The recent expansion of domestic natural gas production, particularly from shale resources, has improved the economic, security, and environmental outlook of our nation’s energy portfolio. Unfortunately, at least 2% of this gas resource is wasted through leaks of methane, the main component of natural gas, at production sites. Methane is a potent greenhouse gas (GHG) if emitted directly to the atmosphere, and methane emissions from natural gas development may undermine the climate benefits of using lower carbon natural gas for power generation. Existing methane monitoring devices have limited ability to cost-effectively, consistently, and precisely locate and quantify the rate of methane emissions. Affordable sensing systems would enable more effective methane mitigation programs, which could lead to a reduction in overall methane emissions and more efficient extraction and use of domestic energy resources.
Project Innovation + Advantages:
Aeris Technologies will partner with Rice University and Los Alamos National Laboratory to develop a complete methane leak detection system that allows for highly sensitive, accurate methane detection at natural gas systems. The team will combine its novel compact spectrometer based on a mid-infrared laser, its patent-pending multi-port sampling system, and an advanced computational approach to leak quantification and localization. Their approach will use artificial neural networks and dispersion models to quantify and locate leaks with increased accuracy and reduced computational time for use in a diverse range of meteorological conditions and wellpad configurations. At each wellpad, a control unit will house the core sensor, a computing unit to process data, and wireless capability to transmit leak information to an operator, while the multi-port gas-sampling system will be distributed across the wellpad. Aeris’ goal is to be able to detect and measure methane leaks smaller than 1 ton per year from a 10 meter by 10 meter site. At this level of sensitivity, which is in the ppb range, Aeris estimates that its system can facilitate a 90% reduction in fugitive methane emissions.
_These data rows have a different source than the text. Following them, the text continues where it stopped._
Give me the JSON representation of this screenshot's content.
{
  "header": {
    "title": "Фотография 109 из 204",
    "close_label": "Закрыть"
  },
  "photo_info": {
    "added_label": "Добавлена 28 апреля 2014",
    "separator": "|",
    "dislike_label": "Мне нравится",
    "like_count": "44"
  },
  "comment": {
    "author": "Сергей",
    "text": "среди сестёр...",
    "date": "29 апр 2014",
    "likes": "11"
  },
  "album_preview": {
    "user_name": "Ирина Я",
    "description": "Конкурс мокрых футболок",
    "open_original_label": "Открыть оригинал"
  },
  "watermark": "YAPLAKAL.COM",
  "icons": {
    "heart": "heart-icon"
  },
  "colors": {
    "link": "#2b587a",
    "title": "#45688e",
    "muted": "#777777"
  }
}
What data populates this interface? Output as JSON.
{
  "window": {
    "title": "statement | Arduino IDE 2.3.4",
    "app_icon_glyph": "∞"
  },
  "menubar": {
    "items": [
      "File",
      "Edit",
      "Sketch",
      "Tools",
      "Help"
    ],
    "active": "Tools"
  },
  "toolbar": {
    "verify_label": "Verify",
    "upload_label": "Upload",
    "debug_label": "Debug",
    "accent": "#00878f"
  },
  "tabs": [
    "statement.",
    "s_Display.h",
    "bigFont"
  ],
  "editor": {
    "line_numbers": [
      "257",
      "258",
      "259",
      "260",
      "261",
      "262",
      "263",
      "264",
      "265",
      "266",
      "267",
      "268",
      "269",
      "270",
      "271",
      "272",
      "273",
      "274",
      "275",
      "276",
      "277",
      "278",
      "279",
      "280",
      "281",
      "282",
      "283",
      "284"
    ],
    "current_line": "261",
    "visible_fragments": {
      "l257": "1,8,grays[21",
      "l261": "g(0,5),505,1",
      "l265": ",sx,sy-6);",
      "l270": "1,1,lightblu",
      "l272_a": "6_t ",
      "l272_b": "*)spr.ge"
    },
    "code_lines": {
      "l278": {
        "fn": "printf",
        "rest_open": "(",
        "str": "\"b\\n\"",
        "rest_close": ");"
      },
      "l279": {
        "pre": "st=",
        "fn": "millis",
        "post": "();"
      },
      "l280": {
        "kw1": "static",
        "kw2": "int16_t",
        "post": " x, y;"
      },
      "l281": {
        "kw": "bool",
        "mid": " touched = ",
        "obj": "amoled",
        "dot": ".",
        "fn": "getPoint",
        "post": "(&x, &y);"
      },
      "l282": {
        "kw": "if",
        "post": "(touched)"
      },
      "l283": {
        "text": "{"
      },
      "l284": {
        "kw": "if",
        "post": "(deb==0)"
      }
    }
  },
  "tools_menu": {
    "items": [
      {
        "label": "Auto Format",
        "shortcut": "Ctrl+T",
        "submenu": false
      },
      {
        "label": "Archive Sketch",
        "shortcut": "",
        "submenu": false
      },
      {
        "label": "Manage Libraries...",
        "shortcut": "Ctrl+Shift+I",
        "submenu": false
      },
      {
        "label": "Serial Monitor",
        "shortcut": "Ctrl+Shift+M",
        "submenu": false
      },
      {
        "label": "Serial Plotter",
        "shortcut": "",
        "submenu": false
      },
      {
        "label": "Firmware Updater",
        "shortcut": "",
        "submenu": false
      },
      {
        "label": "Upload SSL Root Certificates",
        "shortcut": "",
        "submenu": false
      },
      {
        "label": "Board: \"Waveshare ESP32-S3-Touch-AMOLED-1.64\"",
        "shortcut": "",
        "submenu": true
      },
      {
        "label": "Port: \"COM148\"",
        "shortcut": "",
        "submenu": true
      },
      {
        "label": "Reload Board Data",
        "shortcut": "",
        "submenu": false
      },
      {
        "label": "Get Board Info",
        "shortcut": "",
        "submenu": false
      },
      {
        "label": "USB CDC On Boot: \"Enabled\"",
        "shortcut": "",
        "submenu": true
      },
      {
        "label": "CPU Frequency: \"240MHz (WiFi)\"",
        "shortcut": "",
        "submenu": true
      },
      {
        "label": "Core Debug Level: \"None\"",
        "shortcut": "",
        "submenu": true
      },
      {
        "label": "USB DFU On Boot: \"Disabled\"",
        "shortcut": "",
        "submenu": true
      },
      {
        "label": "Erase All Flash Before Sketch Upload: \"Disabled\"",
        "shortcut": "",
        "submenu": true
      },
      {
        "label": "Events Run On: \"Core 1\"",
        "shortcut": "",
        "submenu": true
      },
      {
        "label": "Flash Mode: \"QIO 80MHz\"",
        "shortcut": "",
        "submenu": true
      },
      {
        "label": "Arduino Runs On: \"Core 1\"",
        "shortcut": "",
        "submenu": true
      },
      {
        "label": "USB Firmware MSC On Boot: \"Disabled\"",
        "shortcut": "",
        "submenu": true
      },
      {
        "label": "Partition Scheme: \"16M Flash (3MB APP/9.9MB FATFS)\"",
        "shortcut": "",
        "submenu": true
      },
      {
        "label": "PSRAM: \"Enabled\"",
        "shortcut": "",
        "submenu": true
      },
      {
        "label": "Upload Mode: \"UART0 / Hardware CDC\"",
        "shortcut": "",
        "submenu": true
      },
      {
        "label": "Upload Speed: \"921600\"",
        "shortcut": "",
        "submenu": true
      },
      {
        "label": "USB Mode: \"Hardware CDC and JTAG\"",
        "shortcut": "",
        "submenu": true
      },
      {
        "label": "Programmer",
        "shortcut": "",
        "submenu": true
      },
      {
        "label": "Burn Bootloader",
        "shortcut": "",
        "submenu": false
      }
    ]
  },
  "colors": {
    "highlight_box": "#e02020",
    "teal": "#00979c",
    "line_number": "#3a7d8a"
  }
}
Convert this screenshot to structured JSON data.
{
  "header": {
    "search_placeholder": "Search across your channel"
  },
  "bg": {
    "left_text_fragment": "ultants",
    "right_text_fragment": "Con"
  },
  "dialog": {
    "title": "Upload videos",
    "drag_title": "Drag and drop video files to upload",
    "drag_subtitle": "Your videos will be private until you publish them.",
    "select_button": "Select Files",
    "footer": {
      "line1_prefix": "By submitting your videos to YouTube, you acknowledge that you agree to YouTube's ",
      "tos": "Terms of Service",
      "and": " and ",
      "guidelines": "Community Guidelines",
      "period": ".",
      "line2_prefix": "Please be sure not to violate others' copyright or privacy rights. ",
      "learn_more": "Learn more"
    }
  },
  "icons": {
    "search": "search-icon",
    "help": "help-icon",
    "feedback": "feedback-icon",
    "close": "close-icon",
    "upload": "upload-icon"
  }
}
Compared to current monitoring systems that can cost $25,000 annually, Aeris’ goal is a cost of $3,000 or less a year to operate.
If successful, Aeris’ system could detect highly sensitive methane measurements at a fraction of the cost of current systems.
Better methane detection technologies could improve the sustainability of domestic natural gas production and the safety of operations.
Enhanced detection systems could enable greater mitigation of methane leakage and lead to an overall reduction in harmful methane emissions associated with natural gas development.
New innovations could decrease the costs of methane detection and help accelerate the adoption of monitoring programs at the nation’s more than 480,000 producing natural gas wells.